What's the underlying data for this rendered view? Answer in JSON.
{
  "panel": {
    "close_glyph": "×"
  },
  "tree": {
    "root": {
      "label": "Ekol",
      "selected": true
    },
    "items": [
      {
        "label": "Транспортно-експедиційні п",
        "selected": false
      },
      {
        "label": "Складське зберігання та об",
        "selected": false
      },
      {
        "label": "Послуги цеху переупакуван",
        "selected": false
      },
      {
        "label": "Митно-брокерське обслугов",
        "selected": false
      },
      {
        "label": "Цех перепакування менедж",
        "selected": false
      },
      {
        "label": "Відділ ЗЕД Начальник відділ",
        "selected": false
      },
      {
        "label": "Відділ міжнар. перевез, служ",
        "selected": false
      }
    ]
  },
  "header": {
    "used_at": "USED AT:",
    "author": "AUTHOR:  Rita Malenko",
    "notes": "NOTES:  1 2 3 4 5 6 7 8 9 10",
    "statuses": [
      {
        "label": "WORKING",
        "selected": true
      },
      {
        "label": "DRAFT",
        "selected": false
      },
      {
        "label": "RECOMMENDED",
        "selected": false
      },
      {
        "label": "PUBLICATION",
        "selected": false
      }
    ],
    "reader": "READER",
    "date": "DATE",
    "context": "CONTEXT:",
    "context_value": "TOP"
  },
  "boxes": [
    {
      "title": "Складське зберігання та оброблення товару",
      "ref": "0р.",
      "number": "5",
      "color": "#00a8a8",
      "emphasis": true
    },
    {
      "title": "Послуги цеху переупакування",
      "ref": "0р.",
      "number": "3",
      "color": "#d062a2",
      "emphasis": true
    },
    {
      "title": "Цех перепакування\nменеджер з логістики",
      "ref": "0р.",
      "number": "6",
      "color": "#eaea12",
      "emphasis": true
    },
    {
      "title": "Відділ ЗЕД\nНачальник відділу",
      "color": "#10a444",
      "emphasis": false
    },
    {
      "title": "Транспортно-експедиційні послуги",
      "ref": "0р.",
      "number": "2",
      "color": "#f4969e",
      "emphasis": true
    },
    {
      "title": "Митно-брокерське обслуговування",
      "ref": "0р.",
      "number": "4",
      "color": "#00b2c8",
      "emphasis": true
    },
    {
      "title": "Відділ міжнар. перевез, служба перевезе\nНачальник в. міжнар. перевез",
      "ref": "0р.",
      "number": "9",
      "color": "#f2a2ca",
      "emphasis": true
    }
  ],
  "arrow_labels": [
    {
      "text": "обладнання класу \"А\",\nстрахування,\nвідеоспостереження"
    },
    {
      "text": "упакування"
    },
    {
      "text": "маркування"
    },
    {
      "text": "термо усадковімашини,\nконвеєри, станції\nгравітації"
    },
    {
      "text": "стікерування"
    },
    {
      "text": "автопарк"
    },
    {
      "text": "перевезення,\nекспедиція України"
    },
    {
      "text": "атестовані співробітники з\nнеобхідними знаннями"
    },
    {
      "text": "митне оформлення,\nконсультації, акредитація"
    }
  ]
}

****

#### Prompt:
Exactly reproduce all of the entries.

#### Reply to the exercise:
What's the underlying data for this rendered view? Answer in JSON.
{
  "panel": {
    "close_glyph": "×"
  },
  "tree": {
    "root": {
      "label": "Ekol",
      "selected": true
    },
    "items": [
      {
        "label": "Транспортно-експедиційні п",
        "selected": false
      },
      {
        "label": "Складське зберігання та об",
        "selected": false
      },
      {
        "label": "Послуги цеху переупакуван",
        "selected": false
      },
      {
        "label": "Митно-брокерське обслугов",
        "selected": false
      },
      {
        "label": "Цех перепакування менедж",
        "selected": false
      },
      {
        "label": "Відділ ЗЕД Начальник відділ",
        "selected": false
      },
      {
        "label": "Відділ міжнар. перевез, служ",
        "selected": false
      }
    ]
  },
  "header": {
    "used_at": "USED AT:",
    "author": "AUTHOR:  Rita Malenko",
    "notes": "NOTES:  1 2 3 4 5 6 7 8 9 10",
    "statuses": [
      {
        "label": "WORKING",
        "selected": true
      },
      {
        "label": "DRAFT",
        "selected": false
      },
      {
        "label": "RECOMMENDED",
        "selected": false
      },
      {
        "label": "PUBLICATION",
        "selected": false
      }
    ],
    "reader": "READER",
    "date": "DATE",
    "context": "CONTEXT:",
    "context_value": "TOP"
  },
  "boxes": [
    {
      "title": "Складське зберігання та оброблення товару",
      "ref": "0р.",
      "number": "5",
      "color": "#00a8a8",
      "emphasis": true
    },
    {
      "title": "Послуги цеху переупакування",
      "ref": "0р.",
      "number": "3",
      "color": "#d062a2",
      "emphasis": true
    },
    {
      "title": "Цех перепакування\nменеджер з логістики",
      "ref": "0р.",
      "number": "6",
      "color": "#eaea12",
      "emphasis": true
    },
    {
      "title": "Відділ ЗЕД\nНачальник відділу",
      "color": "#10a444",
      "emphasis": false
    },
    {
      "title": "Транспортно-експедиційні послуги",
      "ref": "0р.",
      "number": "2",
      "color": "#f4969e",
      "emphasis": true
    },
    {
      "title": "Митно-брокерське обслуговування",
      "ref": "0р.",
      "number": "4",
      "color": "#00b2c8",
      "emphasis": true
    },
    {
      "title": "Відділ міжнар. перевез, служба перевезе\nНачальник в. міжнар. перевез",
      "ref": "0р.",
      "number": "9",
      "color": "#f2a2ca",
      "emphasis": true
    }
  ],
  "arrow_labels": [
    {
      "text": "обладнання класу \"А\",\nстрахування,\nвідеоспостереження"
    },
    {
      "text": "упакування"
    },
    {
      "text": "маркування"
    },
    {
      "text": "термо усадковімашини,\nконвеєри, станції\nгравітації"
    },
    {
      "text": "стікерування"
    },
    {
      "text": "автопарк"
    },
    {
      "text": "перевезення,\nекспедиція України"
    },
    {
      "text": "атестовані співробітники з\nнеобхідними знаннями"
    },
    {
      "text": "митне оформлення,\nконсультації, акредитація"
    }
  ]
}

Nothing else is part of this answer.